The Fourth Turning
continues the project of mapping out the place of generations in history, a project begun in the authors' earlier books Generations
and 13th Gen
. If millennial fever takes hold, The Fourth Turning
may be only the first of an impending wave of pseudo-scholarly tracts prognosticating future (but imminent!) doom as we collectively close the books on this millennium. Those expecting a serious or dry tome might be put off by the authors' taste for bulleted text and catchy phrasings, but can you blame these guys for wanting to make impending peril as exciting as possible? After all, they think we are headed toward "events on par with the Revolution, the Civil War, or World War II" in the next 20 years. Mixing solid understanding of present generational divisions, with some fairly broad generalizations, Strauss and Howe promise to move from history to prophecy. Fans of Future Shock
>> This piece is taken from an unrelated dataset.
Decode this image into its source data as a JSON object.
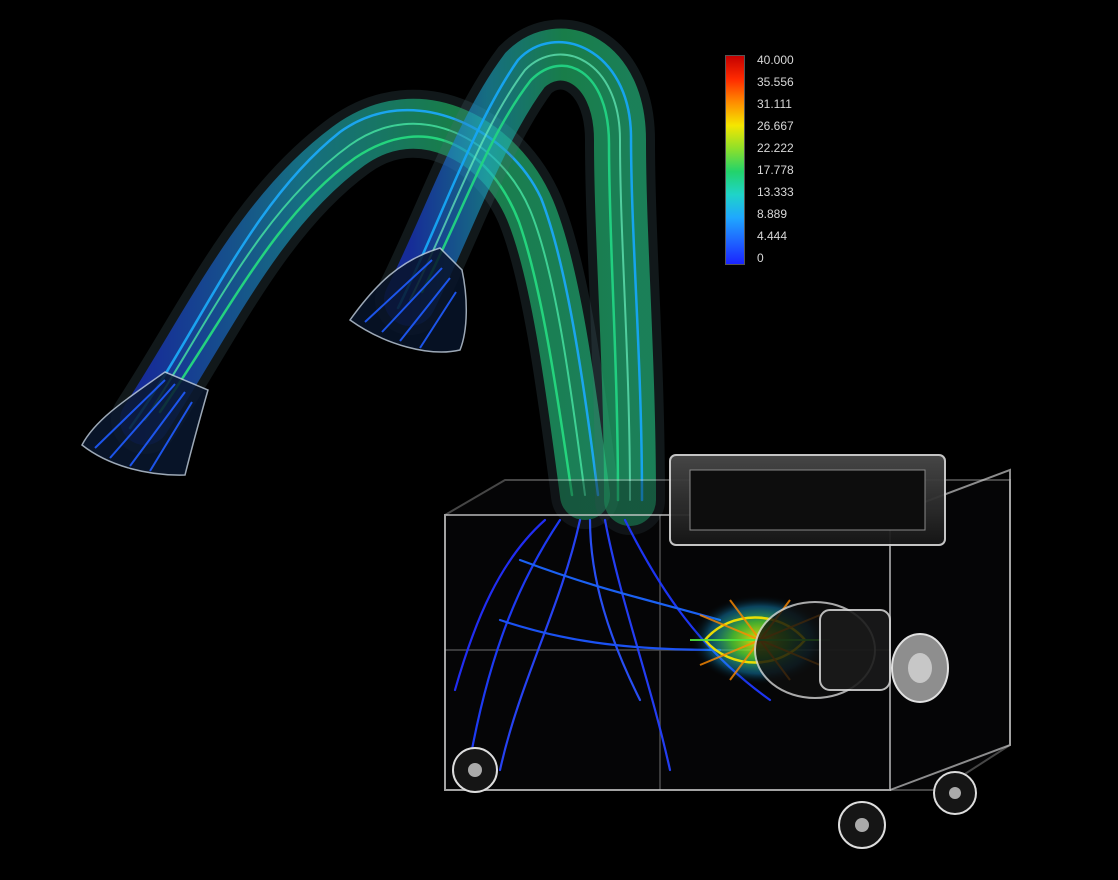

, or Powershift
will be familiar with the authors' style of writing and not at all put off by the book's reach or style. Their take on history provides an intriguing (if not always reliable) lens through which to view the past, present, and maybe even the future.
From Library Journal
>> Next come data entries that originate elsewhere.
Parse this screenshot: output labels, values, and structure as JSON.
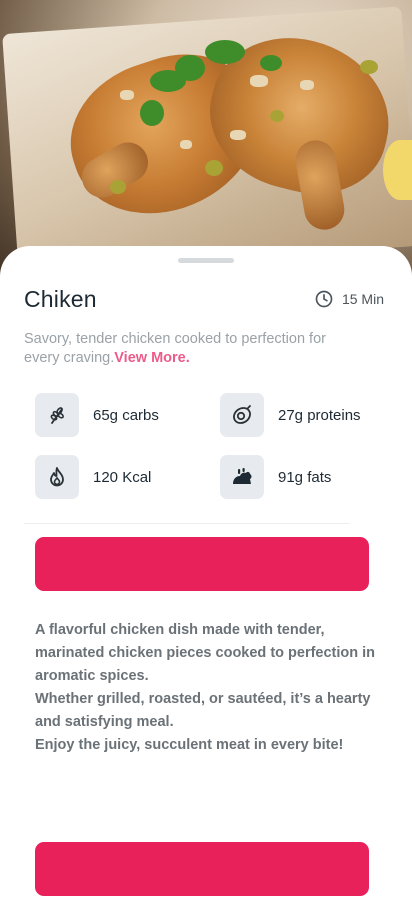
{
  "recipe": {
    "title": "Chiken",
    "time": "15 Min",
    "description": "Savory, tender chicken cooked to perfection for every craving.",
    "view_more": "View More."
  },
  "nutrition": [
    {
      "icon": "wheat-icon",
      "label": "65g carbs"
    },
    {
      "icon": "avocado-icon",
      "label": "27g proteins"
    },
    {
      "icon": "flame-icon",
      "label": "120 Kcal"
    },
    {
      "icon": "pizza-icon",
      "label": "91g fats"
    }
  ],
  "details": [
    "A flavorful chicken dish made with tender, marinated chicken pieces cooked to perfection in aromatic spices.",
    "Whether grilled, roasted, or sautéed, it’s a hearty and satisfying meal.",
    "Enjoy the juicy, succulent meat in every bite!"
  ],
  "colors": {
    "accent": "#e8215a",
    "link": "#ec5c8b",
    "icon_bg": "#e7ebef"
  }
}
After researching historical patterns, the authors (Generations: The History of America's Future, Morrow, 1991) conclude that America is on the verge of crisis. They substantiate their hypothesis by identifying and tracing a repetitive, four-stage historical cycle that, throughout recorded time, started on a high note and ended in hardship. Narrator Michael Tilford's polished, convincing voice and steady pacing lend an air of legitimacy to the authors' assertions. A brief question-and-answer session between the narrator and the authors at program's end provides an interactive quality that enhances the sometimes methodical drone of the historical analysis. Like other works of prophecy, The Fourth Turning should circulate well in public libraries.?Mark P. Tierney, The World Bank, Washington, D.C.
Copyright 1997 Reed Business Information, Inc.